SAKON NAKHON — A regional airport remained closed Monday in Sakon Nakhon province as massive flooding continues to wreak havoc in 19 provinces from north to northeast, and political factions begin trading blame.
A result of tropical storm Sonca, the flooding, possibly the worst in over four decades, has so far affected more than 23,000 people, mainly in the Isaan region, according to disaster officials. While no official report of casualties has been released, media reports indicate three people have died and one is missing as a result.
Waters as deep as several meters in some places have wrought damage on a large scale to households, roads, hospitals, commercial areas and farm land. No estimated cost of the damage has been made yet.
Sakon Nakhon is one of the worst-hit provinces. Flash floods have struck its central city since Friday. Swaths of Chaiyaphum province have also been inundated since Saturday night.
Officials hope to reopen Sakon Nakhon Airport on Tuesday.
Disaster official Chatchai Phromlert said they were trying to drain the water into the Mekong River.
Other provinces that remain flooded in the northeast are Roi Et, Nakhon Ratchasima, Khon Kaen, Maha Sarakham, Kalasin, Buriram, Mukdahan, Ubon Ratchathani, Amnat Charoen, Chaiyaphum and Udon Thani.
In the central region, the provinces of Sukhothai, Phitsanulok, Phichit, Phetchabun and Ayutthaya are also affected. In the north, some parts of Uttaradit province are still underwater while Chumphon is the only one flooded in the south.
No evacuation orders were given beforehand, and the floodwaters rose with little or no notice. That invited criticism that the government poorly handled the crisis and mismanaged the response.
A government spokesman on Sunday extended a warning from the prime minister not to exploit the situation for political gain.
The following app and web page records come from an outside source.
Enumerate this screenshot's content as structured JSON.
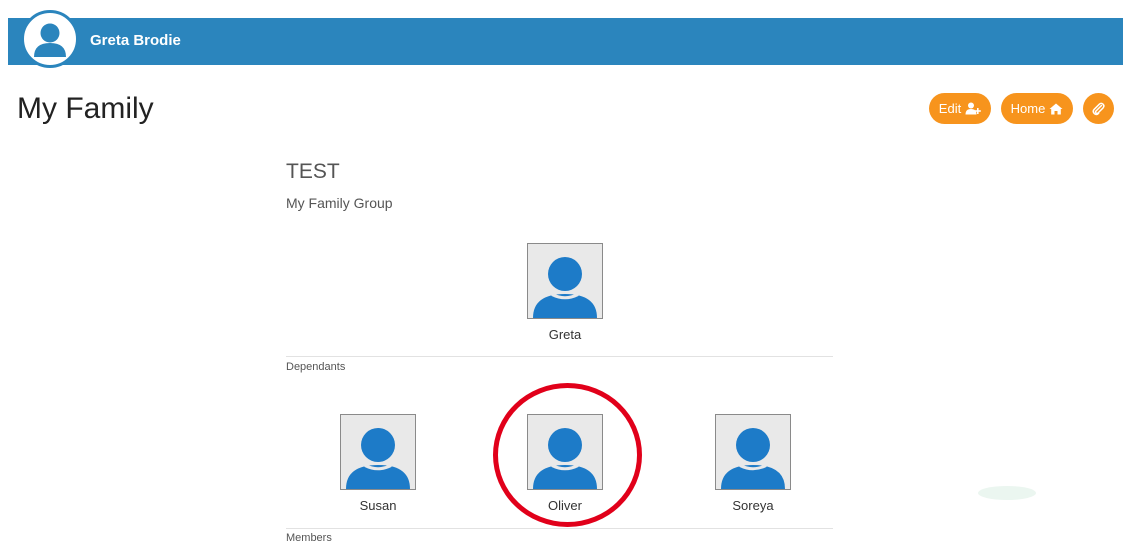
{
  "header": {
    "user_name": "Greta Brodie",
    "avatar_icon": "user-avatar-icon"
  },
  "page": {
    "title": "My Family"
  },
  "actions": {
    "edit_label": "Edit",
    "edit_icon": "add-user-icon",
    "home_label": "Home",
    "home_icon": "home-icon",
    "clip_icon": "paperclip-icon"
  },
  "group": {
    "name": "TEST",
    "subtitle": "My Family Group",
    "head": {
      "name": "Greta",
      "icon": "person-silhouette-icon"
    },
    "dependants_label": "Dependants",
    "dependants": [
      {
        "name": "Susan",
        "icon": "person-silhouette-icon"
      },
      {
        "name": "Oliver",
        "icon": "person-silhouette-icon",
        "highlighted": true
      },
      {
        "name": "Soreya",
        "icon": "person-silhouette-icon"
      }
    ],
    "members_label": "Members"
  },
  "colors": {
    "header_bar": "#2b85bd",
    "button": "#f7941d",
    "avatar_figure": "#1d7bc8",
    "highlight": "#e1001a"
  }
}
He insisted only Mother Nature was to blame for the disaster, pointing out that neighboring nations were facing the same situation.
He said it was wrong to compare it to massive flooding in 2011, which the military regime blamed on mismanagement by the civilian government it ousted.
“When looking back at the 2011 floods, you will see they were caused by mismanagement,” spokesman Lt. Gen. Sansern Kaewkamnerd said Sunday. “Even though the government then knew there would be a lot of rain, they did not rush to drain it, resulting in big damages to the country.”
Responding to criticism that neither Prime Minister Prayuth Chan-ocha nor any members of his cabinet have waded into the field to oversee the situation and offer reassurances, a spokeswoman in the Prime Minister’s Office said there was a good reason for that.
Col. Taksada Sangchan said prime minister did not want to burden any officials, so they could fully dedicate themselves to those affected.